Gueta – Coucous Delight in Jaffa
Tel Aviv is a unique city, from all the places I have lived this is by far the most sociable, ‘young’ and brimming with potential but also semi dilapidated and filled with dog doo. One of the main reasons is that it is a magnet for young people who come from all over Israel to experience a sense freedom and social life unfounded anywhere else in the country. This also leads to the question how conservative is the rest of the country that young people feel the need to run away?
Many of the flats/apartments in Tel Aviv are rentals and therefore less maintained then owner buildings = dilapidation. The young are also an enigma, leading on issues of environment but making one hell of a mess after a night out. Even so, the city which is small has a special energy which many people enjoy (some also hate).
One phenomenon which is of interest to me is that of Tel Aviv and junk. The city is one of the few places where one can find good junk lying on the street. By junk I mean furniture and home wares. As mentioned, the city is in constant flux of people moving in and out and for many the decision is made not to take/move the furniture, rather just dump it on the street. When I was living in London this was not allowed and you would have to pay a sizable fund for the council to pick up, here they have developed a trade and even a market. As a result, I (or rather the brunette) takes the opportunity of wandering the streets and picking up any good pieces found and renovating them.

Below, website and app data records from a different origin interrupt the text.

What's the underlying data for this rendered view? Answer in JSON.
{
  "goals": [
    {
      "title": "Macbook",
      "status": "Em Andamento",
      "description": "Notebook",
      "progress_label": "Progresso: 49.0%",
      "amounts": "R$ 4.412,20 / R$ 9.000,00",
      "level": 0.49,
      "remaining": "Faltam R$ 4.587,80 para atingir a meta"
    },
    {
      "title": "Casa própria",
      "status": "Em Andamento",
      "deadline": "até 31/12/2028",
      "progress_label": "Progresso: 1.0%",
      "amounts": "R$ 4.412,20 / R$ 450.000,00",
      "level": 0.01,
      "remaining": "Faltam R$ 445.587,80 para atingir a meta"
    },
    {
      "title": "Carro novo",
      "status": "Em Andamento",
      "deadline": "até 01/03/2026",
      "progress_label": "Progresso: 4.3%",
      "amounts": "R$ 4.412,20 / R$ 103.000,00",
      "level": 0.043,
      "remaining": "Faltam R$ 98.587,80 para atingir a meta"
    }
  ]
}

Junk is interesting as until recently (only in the last 10 years or so) it was not fashionable in Israel. The shame of having second hand goods was reserved to those who could not afford something new. People would always aspire to buy the latest and greatest. Even so, markets such as the flea market in Jaffa existed as not everyone could afford new, yet was not considered a fashionable destination and where you could easily pick-up second hand goods for a song.
How times have changed – Junk today is fashionable and there are several stores that specialise is recycling and renovating second hand goods at high prices. The flea market which was rundown is now littered with upmarket restaurants and items which really are junk selling at very high prices. Luckily for me junk is still available for free on the streets and long may it continue to be so. The message here is make it fashionable and reap the rewards.
It was Friday late morning when the Brunette and I were wondering around Jaffa, not in the flea market, but further south in Ajami. This part of Jaffa is far quieter than the area of the flea market and we were starting to build an appetite. There are several possible options in the Ajami area but the brunette insisted she felt like couscous. As opposed to burgers, couscous is an ethnic speciality in Israel and therefore less likely to fail and upset.
On this occasion we chose to eat at Gueta a Libyan restaurant next to the Noga Theatre.
Arriving at the restaurant most tables were empty but we were greeted warmly by the waitress. Being a Jewish North African place the menu included all the delicacies of stuffed vegetables (Mafroom), spicy fish (Hraime) and couscous with accompanying broths.
The restaurant also offers a couples/for two menu which includes salads, stuffed vegetables and couscous with three broths, which we went for as sort of a taster.
The salads consisted of pickled vegetables, pickled cabbage, Tahina, a spicy tomato concoction, olives, bread and hot sauces. These were all fine if not something unique.
The couscous arrived next in a deepish dish along with three broths, which included a vegetable, meat and beans, and a green broth with meat and beans. The couscous and broths were very tasty – as usual I preferred the meat and beans while the brunette the vegetable one.
A few minutes later we received a plate of stuffed vegetables (potato, cabbage and pepper) as well as a meatball. The vegetables were stuffed with mincemeat and were very good, the meatball less so. At the beginning of the meal the owner came over and asked if all was fine and suggested we mix all the ingredient with the couscous to get the best flavour (this we did) and also told us that we could have a refill of couscous should we desire.
To wash it down we ordered a pitcher of lemonade with mint. Initially the pitcher had no mint but the waitress turned up a minute later with the leaves before we could even remind them.
Overall the food was very tasty if unoriginal and the service was friendly and homely. Now you could argue that you don’t mess with tradition and I sort of half agree but I remember many a Friday night dinner at a female friend, who is also from Libya, with the same food, no exceptions or experimentation’s. Yes it is delicious but one can get bored of it very quickly.
If you do have a craving for North African traditional food I highly recommend Gueta.
3.5 stars out of 5
The Disgruntled Diner